The Albuquerque Genealogical Society (AGS) has initiated a Special Interest Group (SIG) on Writing and Publishing to encourage and assist AGS members with an interest in transitioning their research into a family history publication. The focus should be on publishing family stories with photos rather than a collection of Web pages.
Source Material: Genealogy Librarian Lisa Kindrick has located numerous references in the ABC Library System on desktop publishing, writing family histories, and documenting genealogical research. She also pointed out that the library desires family history donations, but 3-ring binders are not immediately ready for library shelves. Hardbound or binding that permits reference labeling along the spine is preferred; the library will also advertise its accessions to other libraries.
Organization and discipline are key. A recurrent theme expressed by members is the lack of interest by relatives in either continuing the research or even reading what had been provided. One attendee had made CDs with music accompanying the photos and a little genealogical information inserted to communicate with cousins.

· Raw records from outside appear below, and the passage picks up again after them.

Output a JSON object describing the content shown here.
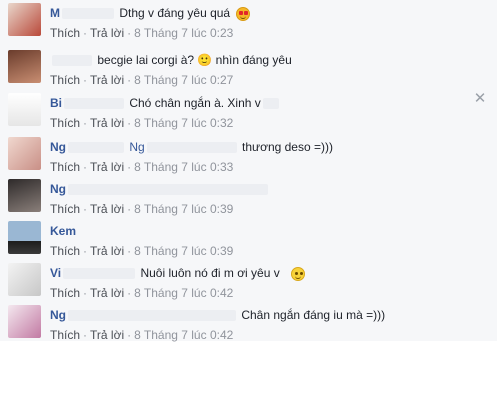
{
  "comments": [
    {
      "name": "M",
      "text": "Dthg v đáng yêu quá",
      "time": "8 Tháng 7 lúc 0:23",
      "emoji": "heart-eyes"
    },
    {
      "name": "",
      "text": "becgie lai corgi à? 🙂 nhìn đáng yêu",
      "time": "8 Tháng 7 lúc 0:27",
      "emoji": "slight-smile"
    },
    {
      "name": "Bi",
      "text": "Chó chân ngắn à. Xinh v",
      "time": "8 Tháng 7 lúc 0:32",
      "emoji": ""
    },
    {
      "name": "Ng",
      "text": "thương deso =)))",
      "time": "8 Tháng 7 lúc 0:33",
      "emoji": ""
    },
    {
      "name": "Ng",
      "text": "",
      "time": "8 Tháng 7 lúc 0:39",
      "emoji": ""
    },
    {
      "name": "Kem",
      "text": "",
      "time": "8 Tháng 7 lúc 0:39",
      "emoji": ""
    },
    {
      "name": "Vi",
      "text": "Nuôi luôn nó đi m ơi yêu v",
      "time": "8 Tháng 7 lúc 0:42",
      "emoji": "smile"
    },
    {
      "name": "Ng",
      "text": "Chân ngắn đáng iu mà =)))",
      "time": "8 Tháng 7 lúc 0:42",
      "emoji": ""
    }
  ],
  "actions": {
    "like": "Thích",
    "reply": "Trả lời",
    "dot": "·"
  },
  "close_label": "✕",
  "colors": {
    "name": "#365899",
    "meta": "#90949c",
    "link": "#4b4f56",
    "panel": "#f6f7f9"
  }
}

Publishing Teams: It helps to work in teams; Michelle Weiss said she did all the computer work, and her friend did the copy-editing. Mike Blackledge said he had a three-person team working on his 2002 book and found it important to have a “database administrator” to log and keep track of all the team’s data and inputs, which is especially important when it comes to indexing the document. Discipline in devoting time to a writing/publishing project is required; Rosemary Winkler said she commits one hour a day, beyond research.
The discipline also must extend to the organization of project materials; Mike commented that a 3-ring binder is not conducive to indexing. A genealogy or family history publication requires an index which requires page numbers
AGS Presentation: Mike Blackledge presented a talk on publishing to the July AGS meeting and noted that publishing is one way to bequeath your research. Your relatives might not be the intended audience but rather future researchers. One’s goal should be to get the work into a library; he mentioned that it may be possible to sell your family history to the Allen County Public Library or the Family History Center in Salt Lake City.
Binding: Mike said James Salazar (Albuquerque) is ‘the’ bookbinder in New Mexico; Peter Ives remarked that while there’s only one affordable bookbinder in New Mexico, there are others in Albuquerque and Santa Fe that will provide Corinthian leather covers, marble paper, etc. at substantially more expense. Using copy shops is another way to publish your work; Peter mentioned one at Harvard and Silver that has free parking: a boon in the UNM area.
ISBNs: An International Standard Book Number (ISBN) is not required for publication; however, from a Library and resource standpoint, it does have advantages in the publishing world. Obtaining an ISBN means signing up under some other publishing company, or creating your own. A group (such as AGS, or this AGS SIG) can obtain a single ISBN from Bowker for $150 or 10 for $250 (a thousand ISBNs costs less than $1000). Our SIG has launched Copper Ave. Press in order to make a bulk purchase of ISBNs if registration issues can be worked out.